Component data from apps and pages
* * *
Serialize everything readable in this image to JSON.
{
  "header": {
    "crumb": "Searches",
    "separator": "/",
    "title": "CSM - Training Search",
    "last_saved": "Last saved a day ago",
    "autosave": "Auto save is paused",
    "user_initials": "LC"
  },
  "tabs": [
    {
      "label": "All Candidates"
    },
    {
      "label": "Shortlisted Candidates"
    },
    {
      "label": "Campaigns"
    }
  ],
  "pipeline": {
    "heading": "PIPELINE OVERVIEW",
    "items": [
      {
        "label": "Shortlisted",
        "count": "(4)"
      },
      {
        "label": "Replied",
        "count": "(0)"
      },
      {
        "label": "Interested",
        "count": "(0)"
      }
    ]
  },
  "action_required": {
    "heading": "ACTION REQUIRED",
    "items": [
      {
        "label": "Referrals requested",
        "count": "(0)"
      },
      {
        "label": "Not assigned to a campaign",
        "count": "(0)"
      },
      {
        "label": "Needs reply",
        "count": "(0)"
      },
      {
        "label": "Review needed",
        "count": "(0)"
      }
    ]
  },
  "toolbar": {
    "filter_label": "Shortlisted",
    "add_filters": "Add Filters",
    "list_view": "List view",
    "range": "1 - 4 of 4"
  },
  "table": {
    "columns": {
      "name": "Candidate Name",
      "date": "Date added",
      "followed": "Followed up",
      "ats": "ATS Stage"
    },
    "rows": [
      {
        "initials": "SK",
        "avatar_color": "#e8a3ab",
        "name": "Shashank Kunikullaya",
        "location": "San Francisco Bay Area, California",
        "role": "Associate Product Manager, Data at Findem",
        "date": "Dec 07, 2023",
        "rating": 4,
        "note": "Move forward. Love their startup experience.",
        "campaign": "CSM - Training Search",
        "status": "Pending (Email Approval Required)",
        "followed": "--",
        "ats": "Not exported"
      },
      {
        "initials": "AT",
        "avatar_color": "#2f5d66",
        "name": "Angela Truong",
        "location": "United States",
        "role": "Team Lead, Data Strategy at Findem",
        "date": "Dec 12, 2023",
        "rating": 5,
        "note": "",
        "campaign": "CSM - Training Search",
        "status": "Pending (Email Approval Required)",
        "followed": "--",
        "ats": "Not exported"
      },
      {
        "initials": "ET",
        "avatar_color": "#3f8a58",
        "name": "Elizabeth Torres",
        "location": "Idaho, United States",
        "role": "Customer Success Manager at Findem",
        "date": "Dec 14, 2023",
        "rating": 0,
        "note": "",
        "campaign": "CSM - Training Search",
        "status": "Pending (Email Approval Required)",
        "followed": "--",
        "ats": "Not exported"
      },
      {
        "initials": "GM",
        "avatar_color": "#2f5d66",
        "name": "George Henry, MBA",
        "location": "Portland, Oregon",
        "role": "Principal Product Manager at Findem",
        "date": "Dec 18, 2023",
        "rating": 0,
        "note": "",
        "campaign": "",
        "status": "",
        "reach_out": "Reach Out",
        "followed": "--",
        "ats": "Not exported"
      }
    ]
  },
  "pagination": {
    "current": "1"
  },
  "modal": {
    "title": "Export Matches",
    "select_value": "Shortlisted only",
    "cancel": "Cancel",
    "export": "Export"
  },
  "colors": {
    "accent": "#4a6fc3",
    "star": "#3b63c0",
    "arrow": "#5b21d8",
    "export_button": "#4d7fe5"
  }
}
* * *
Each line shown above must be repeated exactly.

**SOLUTION TO THIS TASK**
Serialize everything readable in this image to JSON.
{
  "header": {
    "crumb": "Searches",
    "separator": "/",
    "title": "CSM - Training Search",
    "last_saved": "Last saved a day ago",
    "autosave": "Auto save is paused",
    "user_initials": "LC"
  },
  "tabs": [
    {
      "label": "All Candidates"
    },
    {
      "label": "Shortlisted Candidates"
    },
    {
      "label": "Campaigns"
    }
  ],
  "pipeline": {
    "heading": "PIPELINE OVERVIEW",
    "items": [
      {
        "label": "Shortlisted",
        "count": "(4)"
      },
      {
        "label": "Replied",
        "count": "(0)"
      },
      {
        "label": "Interested",
        "count": "(0)"
      }
    ]
  },
  "action_required": {
    "heading": "ACTION REQUIRED",
    "items": [
      {
        "label": "Referrals requested",
        "count": "(0)"
      },
      {
        "label": "Not assigned to a campaign",
        "count": "(0)"
      },
      {
        "label": "Needs reply",
        "count": "(0)"
      },
      {
        "label": "Review needed",
        "count": "(0)"
      }
    ]
  },
  "toolbar": {
    "filter_label": "Shortlisted",
    "add_filters": "Add Filters",
    "list_view": "List view",
    "range": "1 - 4 of 4"
  },
  "table": {
    "columns": {
      "name": "Candidate Name",
      "date": "Date added",
      "followed": "Followed up",
      "ats": "ATS Stage"
    },
    "rows": [
      {
        "initials": "SK",
        "avatar_color": "#e8a3ab",
        "name": "Shashank Kunikullaya",
        "location": "San Francisco Bay Area, California",
        "role": "Associate Product Manager, Data at Findem",
        "date": "Dec 07, 2023",
        "rating": 4,
        "note": "Move forward. Love their startup experience.",
        "campaign": "CSM - Training Search",
        "status": "Pending (Email Approval Required)",
        "followed": "--",
        "ats": "Not exported"
      },
      {
        "initials": "AT",
        "avatar_color": "#2f5d66",
        "name": "Angela Truong",
        "location": "United States",
        "role": "Team Lead, Data Strategy at Findem",
        "date": "Dec 12, 2023",
        "rating": 5,
        "note": "",
        "campaign": "CSM - Training Search",
        "status": "Pending (Email Approval Required)",
        "followed": "--",
        "ats": "Not exported"
      },
      {
        "initials": "ET",
        "avatar_color": "#3f8a58",
        "name": "Elizabeth Torres",
        "location": "Idaho, United States",
        "role": "Customer Success Manager at Findem",
        "date": "Dec 14, 2023",
        "rating": 0,
        "note": "",
        "campaign": "CSM - Training Search",
        "status": "Pending (Email Approval Required)",
        "followed": "--",
        "ats": "Not exported"
      },
      {
        "initials": "GM",
        "avatar_color": "#2f5d66",
        "name": "George Henry, MBA",
        "location": "Portland, Oregon",
        "role": "Principal Product Manager at Findem",
        "date": "Dec 18, 2023",
        "rating": 0,
        "note": "",
        "campaign": "",
        "status": "",
        "reach_out": "Reach Out",
        "followed": "--",
        "ats": "Not exported"
      }
    ]
  },
  "pagination": {
    "current": "1"
  },
  "modal": {
    "title": "Export Matches",
    "select_value": "Shortlisted only",
    "cancel": "Cancel",
    "export": "Export"
  },
  "colors": {
    "accent": "#4a6fc3",
    "star": "#3b63c0",
    "arrow": "#5b21d8",
    "export_button": "#4d7fe5"
  }
}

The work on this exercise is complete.